Cases are published in books called reporters. Although today cases are usually accessed online, case citations still refer to print reporters.
For example, Perez v. Sharp, 32 Cal. 2d 711, 198 P.2d 17 (1948) means the case begins on page 711, volume 32, of the second edition of the California Reports (Cal. 2d) and on page 17, volume 198, of the second edition of the Pacific Reporter (P.2d)
Almost all California cases are published in two competing sets of reporters:
Cases are decisions made by courts in lawsuits or criminal prosecutions. Cases interpret and apply statutes and regulations and may also create and refine "common law" (laws created solely by the courts.)
Sources of California cases include:
Dockets are lists of court documents filed by the parties in a case. Most California state court dockets are provided for free on the courts' websites but obtaining the underlying court documents usually requires purchasing the documents from the website or even visiting the courthouse in person.
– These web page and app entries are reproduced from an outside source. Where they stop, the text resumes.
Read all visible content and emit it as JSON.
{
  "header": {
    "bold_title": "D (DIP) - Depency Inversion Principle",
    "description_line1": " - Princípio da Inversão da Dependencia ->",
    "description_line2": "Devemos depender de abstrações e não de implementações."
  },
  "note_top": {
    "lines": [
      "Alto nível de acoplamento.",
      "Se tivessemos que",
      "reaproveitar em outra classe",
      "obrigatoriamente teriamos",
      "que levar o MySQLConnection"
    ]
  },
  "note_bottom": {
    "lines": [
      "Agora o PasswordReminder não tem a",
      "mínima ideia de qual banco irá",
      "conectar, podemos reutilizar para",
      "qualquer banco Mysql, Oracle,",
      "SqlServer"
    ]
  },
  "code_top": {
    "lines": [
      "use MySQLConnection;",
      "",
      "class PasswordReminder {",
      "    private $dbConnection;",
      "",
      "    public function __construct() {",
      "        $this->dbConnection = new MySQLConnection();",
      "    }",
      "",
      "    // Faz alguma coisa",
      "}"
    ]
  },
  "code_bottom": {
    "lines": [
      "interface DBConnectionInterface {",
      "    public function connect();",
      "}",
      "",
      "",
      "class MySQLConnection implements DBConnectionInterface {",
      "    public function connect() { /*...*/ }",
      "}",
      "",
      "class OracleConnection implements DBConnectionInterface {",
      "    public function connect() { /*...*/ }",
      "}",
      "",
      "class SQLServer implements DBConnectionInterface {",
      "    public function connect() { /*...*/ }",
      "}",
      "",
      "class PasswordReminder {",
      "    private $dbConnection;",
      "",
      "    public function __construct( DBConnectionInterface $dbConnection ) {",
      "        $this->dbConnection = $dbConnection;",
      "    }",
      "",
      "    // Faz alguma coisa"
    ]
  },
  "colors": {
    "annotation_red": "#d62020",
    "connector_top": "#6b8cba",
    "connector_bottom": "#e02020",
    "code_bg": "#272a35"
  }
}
However, a few projects seek to make California court documents free online.
Sources of California dockets and court documents include: